Bernie Dumas, CEO and president of Nanaimo Port Authority, said Island Ferries will have as equal a chance as anybody and the referred-to statement does not express a preference. It was meant to enhance the level of service sought.

The system set up with the city will be “very, very transparent” and there will be a third-party advisory group created to review applicants, said Dumas, who did not consider the proposal of a fairness advisor necessary because confidential information given by companies is retained in files.

“We responded to Mr. Marshall saying that we understood his position, but he has nothing to fear because that information is prevalent to them and our dealings with them over … almost five years, so that’s not going to be used,” he said. “We are going to take a fresh start and all the applicants are going to be from Day 1 like nothing ever happened in the past.”

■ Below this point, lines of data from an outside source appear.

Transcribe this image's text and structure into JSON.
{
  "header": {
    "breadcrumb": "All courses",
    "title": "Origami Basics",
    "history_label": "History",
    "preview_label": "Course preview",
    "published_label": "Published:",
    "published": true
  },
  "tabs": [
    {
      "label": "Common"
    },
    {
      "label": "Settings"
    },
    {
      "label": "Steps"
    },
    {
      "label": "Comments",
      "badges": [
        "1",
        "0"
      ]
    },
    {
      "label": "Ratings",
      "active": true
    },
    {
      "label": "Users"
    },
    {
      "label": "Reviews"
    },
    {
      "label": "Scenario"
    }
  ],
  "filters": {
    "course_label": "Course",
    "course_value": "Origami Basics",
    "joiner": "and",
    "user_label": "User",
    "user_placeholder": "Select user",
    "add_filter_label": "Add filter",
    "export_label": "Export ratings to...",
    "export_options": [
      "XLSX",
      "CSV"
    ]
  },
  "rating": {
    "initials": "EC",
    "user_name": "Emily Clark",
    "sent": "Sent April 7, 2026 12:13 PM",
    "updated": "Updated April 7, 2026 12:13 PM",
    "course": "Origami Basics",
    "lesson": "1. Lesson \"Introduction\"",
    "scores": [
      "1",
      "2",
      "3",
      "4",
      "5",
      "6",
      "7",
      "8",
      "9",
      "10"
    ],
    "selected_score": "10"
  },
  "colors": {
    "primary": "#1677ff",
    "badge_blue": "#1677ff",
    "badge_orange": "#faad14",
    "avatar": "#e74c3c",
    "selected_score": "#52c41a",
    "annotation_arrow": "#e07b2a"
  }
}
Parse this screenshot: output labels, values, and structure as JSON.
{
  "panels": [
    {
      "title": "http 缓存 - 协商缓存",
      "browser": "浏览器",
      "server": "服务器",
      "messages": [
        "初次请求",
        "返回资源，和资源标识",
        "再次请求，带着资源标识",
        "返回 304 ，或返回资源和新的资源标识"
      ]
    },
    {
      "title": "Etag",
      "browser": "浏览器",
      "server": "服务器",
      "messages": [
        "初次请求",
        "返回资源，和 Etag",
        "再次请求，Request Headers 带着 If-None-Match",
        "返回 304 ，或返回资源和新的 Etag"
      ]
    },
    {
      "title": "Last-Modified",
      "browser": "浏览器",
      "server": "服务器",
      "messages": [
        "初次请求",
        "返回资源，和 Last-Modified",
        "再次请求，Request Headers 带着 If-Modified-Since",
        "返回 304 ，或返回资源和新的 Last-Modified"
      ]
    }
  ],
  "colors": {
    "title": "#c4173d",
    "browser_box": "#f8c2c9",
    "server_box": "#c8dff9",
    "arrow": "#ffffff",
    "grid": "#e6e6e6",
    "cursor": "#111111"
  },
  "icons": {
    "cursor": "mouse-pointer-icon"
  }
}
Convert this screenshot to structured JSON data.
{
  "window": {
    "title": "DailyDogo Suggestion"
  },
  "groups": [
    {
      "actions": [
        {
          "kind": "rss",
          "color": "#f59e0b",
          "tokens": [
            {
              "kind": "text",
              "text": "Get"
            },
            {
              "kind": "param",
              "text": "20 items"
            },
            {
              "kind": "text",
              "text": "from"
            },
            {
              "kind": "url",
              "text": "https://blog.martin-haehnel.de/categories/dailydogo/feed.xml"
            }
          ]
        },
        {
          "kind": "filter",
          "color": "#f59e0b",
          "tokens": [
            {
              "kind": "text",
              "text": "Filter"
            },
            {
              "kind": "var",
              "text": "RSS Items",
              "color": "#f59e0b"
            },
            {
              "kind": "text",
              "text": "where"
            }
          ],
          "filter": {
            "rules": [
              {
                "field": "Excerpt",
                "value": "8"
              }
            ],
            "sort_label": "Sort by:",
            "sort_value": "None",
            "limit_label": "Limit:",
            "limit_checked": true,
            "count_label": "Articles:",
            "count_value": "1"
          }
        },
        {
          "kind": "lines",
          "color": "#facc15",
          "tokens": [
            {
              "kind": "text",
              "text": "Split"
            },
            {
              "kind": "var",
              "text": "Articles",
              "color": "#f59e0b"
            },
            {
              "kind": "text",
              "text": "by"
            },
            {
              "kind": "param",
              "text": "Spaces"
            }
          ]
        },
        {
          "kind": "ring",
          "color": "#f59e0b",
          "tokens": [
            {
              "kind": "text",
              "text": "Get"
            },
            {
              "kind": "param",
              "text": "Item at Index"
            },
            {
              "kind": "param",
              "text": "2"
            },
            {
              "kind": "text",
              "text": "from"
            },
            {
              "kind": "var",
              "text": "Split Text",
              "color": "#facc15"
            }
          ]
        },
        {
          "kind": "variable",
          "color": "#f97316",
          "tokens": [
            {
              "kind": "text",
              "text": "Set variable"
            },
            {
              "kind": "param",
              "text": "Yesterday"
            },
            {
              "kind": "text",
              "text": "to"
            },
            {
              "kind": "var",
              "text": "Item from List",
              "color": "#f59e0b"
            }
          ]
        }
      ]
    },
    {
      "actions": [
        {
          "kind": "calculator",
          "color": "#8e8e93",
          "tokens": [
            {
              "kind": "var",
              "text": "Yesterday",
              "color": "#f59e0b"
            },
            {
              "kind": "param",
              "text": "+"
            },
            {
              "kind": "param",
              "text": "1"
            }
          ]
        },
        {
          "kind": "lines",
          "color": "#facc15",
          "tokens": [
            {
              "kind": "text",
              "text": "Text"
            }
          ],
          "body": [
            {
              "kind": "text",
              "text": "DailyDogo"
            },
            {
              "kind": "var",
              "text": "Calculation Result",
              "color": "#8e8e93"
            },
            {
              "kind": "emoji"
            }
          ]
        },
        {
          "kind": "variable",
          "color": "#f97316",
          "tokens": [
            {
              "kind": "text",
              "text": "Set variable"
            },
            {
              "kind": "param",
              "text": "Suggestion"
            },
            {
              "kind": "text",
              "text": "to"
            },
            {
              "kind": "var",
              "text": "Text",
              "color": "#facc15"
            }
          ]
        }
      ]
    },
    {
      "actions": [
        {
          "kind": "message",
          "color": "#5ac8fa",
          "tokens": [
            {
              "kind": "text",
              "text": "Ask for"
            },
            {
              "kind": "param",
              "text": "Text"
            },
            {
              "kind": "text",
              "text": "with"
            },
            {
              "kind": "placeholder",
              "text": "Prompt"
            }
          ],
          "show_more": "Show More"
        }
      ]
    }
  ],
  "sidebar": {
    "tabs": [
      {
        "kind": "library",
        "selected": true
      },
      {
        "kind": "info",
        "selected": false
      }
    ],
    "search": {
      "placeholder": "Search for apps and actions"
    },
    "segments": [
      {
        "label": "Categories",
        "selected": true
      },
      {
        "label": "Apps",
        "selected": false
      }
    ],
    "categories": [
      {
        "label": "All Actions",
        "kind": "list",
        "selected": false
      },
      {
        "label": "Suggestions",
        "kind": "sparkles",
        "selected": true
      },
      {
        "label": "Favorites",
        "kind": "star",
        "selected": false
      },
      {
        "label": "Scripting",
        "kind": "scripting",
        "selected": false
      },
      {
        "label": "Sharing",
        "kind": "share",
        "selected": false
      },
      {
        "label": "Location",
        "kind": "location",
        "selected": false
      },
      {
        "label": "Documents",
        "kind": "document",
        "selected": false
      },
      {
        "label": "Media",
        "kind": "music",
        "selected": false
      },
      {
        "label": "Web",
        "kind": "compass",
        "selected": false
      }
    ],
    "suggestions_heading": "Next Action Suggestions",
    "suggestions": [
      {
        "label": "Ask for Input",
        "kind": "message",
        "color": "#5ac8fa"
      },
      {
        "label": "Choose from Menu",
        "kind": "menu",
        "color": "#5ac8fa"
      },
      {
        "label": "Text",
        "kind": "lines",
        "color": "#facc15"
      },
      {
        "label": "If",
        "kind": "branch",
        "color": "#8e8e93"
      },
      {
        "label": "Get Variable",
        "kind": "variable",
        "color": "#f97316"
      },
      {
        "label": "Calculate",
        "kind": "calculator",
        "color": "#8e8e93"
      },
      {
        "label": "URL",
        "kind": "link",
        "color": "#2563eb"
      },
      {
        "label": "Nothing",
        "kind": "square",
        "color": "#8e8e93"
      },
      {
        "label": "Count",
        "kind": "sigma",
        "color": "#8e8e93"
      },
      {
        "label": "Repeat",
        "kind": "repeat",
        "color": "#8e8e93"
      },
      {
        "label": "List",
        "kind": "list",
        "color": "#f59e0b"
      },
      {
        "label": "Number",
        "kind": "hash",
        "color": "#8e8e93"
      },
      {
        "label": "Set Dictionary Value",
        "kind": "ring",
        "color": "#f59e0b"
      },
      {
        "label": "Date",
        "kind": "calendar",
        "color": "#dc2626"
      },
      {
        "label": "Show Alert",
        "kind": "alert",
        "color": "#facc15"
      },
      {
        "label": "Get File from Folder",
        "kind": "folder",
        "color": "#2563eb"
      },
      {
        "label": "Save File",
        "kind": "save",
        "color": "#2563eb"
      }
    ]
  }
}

The plan had been for the port and city to issue a request for proposals, which Dale Lindsay, the city’s director of community development, said is when there’s a readiness to enter into a contract for goods or services. This process is looking at interest and talking about two potential sites. The successful proponent would enter into more detailed negotiations based on whichever site is selected, he said.

The expression of interest closes May 31.